:: Exercise goal ::
Locate the word "JSON" in the entries below, then gather every line that holds it.

Entries from a dataset of interfaces
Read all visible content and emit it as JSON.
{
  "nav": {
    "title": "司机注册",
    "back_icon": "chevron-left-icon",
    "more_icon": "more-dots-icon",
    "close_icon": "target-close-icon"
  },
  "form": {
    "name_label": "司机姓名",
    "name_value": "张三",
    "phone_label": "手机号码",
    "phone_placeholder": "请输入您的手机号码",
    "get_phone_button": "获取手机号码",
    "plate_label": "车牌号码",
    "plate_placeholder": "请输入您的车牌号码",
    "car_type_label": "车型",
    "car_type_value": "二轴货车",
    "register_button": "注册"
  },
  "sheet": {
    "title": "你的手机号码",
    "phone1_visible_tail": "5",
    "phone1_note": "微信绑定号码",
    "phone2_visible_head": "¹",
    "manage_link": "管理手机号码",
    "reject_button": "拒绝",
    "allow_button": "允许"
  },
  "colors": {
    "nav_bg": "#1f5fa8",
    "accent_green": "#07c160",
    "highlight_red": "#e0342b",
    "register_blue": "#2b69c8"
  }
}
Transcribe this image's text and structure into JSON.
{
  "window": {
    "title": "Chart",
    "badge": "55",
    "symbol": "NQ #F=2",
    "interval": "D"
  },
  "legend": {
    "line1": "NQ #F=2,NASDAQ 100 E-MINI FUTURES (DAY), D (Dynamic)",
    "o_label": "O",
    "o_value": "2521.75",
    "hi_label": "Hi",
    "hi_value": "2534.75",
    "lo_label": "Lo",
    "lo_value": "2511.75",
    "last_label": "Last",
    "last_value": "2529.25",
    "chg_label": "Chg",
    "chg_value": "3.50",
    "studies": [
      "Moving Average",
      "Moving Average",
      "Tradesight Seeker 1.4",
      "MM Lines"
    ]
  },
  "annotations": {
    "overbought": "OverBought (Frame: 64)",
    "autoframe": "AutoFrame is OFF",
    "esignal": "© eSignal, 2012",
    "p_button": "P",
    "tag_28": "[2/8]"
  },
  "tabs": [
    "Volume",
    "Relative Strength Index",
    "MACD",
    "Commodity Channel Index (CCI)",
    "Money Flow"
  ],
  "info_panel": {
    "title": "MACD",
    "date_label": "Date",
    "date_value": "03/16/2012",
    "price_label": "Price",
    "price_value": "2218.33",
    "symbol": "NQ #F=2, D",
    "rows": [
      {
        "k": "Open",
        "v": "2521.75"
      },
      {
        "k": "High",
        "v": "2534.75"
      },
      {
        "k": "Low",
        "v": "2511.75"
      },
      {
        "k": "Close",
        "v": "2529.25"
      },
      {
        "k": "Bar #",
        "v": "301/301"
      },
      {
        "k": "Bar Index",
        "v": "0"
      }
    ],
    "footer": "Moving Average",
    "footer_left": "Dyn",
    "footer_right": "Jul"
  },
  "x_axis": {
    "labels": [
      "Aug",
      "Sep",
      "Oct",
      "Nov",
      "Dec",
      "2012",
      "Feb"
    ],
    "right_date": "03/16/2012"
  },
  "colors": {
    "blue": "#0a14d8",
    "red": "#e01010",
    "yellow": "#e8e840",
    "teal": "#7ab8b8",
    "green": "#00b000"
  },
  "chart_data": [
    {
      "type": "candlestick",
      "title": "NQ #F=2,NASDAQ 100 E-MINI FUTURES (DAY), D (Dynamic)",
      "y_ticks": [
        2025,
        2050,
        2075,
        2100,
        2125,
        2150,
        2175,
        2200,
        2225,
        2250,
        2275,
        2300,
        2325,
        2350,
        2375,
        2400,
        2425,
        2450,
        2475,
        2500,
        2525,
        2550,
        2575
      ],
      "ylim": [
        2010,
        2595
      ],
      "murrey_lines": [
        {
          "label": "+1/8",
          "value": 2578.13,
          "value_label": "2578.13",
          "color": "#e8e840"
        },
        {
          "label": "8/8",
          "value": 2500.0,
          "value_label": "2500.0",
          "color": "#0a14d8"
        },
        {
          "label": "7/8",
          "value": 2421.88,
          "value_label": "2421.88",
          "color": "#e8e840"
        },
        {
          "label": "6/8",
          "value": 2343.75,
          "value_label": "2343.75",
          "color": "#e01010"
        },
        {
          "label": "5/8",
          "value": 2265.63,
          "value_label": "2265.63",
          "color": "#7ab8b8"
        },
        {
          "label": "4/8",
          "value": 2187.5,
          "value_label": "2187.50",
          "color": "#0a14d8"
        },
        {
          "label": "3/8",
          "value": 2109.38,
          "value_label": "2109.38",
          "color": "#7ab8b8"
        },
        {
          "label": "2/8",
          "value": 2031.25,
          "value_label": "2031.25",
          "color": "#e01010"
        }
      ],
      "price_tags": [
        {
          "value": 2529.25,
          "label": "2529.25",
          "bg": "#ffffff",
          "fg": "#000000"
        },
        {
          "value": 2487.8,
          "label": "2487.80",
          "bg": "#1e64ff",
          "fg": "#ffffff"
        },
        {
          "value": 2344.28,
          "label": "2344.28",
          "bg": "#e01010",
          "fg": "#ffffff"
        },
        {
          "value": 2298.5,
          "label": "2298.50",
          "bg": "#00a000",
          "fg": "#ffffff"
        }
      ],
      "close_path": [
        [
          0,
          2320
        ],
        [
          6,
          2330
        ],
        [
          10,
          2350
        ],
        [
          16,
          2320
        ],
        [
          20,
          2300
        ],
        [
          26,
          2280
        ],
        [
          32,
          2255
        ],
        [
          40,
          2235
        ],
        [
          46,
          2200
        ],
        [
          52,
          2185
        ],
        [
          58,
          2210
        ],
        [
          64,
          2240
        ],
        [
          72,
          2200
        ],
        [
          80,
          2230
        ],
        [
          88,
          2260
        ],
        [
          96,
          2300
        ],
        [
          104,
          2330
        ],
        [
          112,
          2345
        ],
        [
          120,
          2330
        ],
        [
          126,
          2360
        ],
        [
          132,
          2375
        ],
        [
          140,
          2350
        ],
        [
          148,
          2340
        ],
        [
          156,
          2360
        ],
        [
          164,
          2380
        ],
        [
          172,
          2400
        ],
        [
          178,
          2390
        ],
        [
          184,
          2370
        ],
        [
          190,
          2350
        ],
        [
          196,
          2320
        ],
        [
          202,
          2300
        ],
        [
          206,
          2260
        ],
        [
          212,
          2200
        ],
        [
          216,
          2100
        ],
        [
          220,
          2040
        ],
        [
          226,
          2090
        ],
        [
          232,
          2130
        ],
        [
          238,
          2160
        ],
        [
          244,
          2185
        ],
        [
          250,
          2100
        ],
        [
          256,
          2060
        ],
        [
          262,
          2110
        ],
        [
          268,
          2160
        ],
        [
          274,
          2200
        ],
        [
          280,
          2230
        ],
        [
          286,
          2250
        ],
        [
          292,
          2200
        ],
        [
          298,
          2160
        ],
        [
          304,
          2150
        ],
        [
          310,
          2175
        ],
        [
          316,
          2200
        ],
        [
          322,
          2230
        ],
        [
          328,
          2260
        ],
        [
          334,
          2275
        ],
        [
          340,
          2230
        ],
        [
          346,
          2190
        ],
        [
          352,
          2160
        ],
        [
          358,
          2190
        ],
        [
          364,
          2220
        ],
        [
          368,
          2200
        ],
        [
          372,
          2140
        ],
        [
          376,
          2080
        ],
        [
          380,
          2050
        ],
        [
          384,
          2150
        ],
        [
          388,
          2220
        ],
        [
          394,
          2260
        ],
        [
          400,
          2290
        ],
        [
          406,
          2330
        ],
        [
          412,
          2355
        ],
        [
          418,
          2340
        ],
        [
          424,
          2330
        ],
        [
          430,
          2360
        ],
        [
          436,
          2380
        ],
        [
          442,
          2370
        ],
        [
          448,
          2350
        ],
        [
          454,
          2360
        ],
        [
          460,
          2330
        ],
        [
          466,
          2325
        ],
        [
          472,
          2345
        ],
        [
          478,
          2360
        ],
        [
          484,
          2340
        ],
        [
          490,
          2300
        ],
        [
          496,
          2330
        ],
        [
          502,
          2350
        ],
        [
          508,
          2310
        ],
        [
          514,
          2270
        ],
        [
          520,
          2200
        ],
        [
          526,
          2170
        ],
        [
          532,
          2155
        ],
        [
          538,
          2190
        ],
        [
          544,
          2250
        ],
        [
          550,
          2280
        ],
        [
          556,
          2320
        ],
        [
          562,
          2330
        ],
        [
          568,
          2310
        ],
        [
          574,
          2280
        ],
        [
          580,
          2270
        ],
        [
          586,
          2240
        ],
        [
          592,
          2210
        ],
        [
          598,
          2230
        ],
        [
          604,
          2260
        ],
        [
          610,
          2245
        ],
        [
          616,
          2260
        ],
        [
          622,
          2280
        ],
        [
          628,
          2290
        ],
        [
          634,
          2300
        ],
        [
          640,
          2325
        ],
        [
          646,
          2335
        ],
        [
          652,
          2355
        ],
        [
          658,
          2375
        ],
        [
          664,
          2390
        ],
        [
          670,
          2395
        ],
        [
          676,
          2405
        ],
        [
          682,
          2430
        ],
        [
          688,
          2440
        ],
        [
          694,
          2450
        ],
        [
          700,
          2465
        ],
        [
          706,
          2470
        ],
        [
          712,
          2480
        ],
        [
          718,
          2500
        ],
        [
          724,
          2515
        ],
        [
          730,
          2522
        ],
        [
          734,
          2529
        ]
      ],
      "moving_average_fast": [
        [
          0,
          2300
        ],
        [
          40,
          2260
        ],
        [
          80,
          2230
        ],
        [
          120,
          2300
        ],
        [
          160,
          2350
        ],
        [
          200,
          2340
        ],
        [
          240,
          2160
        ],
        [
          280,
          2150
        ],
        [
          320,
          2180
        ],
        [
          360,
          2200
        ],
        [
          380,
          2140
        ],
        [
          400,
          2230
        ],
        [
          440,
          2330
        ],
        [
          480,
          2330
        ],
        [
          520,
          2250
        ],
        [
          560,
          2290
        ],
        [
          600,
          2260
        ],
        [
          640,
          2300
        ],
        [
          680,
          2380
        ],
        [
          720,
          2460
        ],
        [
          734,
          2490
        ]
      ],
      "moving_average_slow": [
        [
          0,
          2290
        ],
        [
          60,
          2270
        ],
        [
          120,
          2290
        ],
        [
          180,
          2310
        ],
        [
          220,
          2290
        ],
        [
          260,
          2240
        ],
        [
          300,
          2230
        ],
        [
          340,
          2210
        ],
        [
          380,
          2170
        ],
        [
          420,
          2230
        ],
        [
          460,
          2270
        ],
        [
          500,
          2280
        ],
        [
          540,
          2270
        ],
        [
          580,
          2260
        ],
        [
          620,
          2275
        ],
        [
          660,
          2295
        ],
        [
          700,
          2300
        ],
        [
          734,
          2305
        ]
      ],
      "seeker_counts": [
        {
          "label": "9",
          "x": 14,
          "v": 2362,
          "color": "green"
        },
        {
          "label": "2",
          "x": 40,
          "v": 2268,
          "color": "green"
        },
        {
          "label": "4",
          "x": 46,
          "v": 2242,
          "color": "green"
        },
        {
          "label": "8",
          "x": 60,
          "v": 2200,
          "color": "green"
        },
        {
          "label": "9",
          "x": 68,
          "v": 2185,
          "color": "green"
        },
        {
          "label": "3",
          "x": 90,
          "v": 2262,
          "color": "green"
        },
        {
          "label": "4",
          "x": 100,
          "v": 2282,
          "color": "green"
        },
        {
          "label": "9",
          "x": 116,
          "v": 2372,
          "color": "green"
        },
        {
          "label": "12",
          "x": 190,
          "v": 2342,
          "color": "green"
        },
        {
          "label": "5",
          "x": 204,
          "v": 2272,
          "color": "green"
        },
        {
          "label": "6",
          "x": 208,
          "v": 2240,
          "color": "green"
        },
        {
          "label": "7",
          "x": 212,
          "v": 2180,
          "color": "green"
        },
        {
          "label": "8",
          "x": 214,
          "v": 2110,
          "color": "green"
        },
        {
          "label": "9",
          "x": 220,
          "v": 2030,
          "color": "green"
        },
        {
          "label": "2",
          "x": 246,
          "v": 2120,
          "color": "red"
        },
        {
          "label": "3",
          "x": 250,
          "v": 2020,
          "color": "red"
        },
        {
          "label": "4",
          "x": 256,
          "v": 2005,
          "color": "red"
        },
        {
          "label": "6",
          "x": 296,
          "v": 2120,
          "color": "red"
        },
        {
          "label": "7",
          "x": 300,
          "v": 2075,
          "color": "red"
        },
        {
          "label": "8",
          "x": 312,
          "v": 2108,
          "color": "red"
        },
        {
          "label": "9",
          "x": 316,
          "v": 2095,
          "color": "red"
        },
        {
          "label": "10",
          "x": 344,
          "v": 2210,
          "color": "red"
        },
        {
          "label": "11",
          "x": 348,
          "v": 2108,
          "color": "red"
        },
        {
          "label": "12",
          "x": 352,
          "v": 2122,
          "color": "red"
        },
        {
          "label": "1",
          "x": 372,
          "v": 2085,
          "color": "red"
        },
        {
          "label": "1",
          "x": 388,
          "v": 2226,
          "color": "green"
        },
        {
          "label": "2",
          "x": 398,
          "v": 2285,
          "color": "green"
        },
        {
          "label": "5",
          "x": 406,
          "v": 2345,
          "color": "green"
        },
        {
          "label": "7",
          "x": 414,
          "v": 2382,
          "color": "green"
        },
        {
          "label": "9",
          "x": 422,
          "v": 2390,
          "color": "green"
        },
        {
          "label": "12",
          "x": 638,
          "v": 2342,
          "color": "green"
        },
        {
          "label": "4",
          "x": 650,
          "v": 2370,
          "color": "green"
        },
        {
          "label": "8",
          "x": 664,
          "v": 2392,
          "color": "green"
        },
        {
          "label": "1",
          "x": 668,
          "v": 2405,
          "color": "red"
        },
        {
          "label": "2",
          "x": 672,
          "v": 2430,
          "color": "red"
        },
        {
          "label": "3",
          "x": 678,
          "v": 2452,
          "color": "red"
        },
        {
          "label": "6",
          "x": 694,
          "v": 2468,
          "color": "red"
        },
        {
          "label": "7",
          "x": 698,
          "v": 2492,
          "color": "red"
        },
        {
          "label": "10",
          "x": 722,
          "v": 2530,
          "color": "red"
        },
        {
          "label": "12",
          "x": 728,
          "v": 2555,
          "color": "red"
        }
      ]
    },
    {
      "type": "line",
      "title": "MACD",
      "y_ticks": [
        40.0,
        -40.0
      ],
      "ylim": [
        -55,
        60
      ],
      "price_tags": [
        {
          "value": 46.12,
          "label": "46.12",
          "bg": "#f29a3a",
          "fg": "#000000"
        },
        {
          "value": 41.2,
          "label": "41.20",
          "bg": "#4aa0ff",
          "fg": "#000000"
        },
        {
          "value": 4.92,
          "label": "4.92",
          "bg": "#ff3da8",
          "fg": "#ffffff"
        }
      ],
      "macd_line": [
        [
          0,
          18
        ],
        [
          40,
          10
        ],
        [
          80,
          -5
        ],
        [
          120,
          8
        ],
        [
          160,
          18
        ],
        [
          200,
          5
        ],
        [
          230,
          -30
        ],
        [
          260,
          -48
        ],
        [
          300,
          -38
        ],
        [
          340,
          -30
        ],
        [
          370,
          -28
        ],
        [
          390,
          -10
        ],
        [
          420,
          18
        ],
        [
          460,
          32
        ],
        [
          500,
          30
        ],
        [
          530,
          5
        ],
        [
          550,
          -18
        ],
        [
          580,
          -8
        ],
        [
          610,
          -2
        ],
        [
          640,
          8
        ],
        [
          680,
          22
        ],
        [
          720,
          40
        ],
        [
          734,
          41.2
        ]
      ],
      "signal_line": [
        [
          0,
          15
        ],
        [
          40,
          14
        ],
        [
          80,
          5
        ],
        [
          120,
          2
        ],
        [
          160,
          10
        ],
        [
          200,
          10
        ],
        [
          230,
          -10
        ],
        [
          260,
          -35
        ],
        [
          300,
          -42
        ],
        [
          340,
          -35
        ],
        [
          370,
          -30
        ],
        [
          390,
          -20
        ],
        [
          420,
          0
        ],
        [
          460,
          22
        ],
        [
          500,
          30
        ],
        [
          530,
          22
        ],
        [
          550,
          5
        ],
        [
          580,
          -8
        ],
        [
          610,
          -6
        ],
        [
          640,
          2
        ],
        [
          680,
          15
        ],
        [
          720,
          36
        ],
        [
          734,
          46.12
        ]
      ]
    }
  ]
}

:: Solution to the problem ::
Read all visible content and emit it as JSON.
Transcribe this image's text and structure into JSON.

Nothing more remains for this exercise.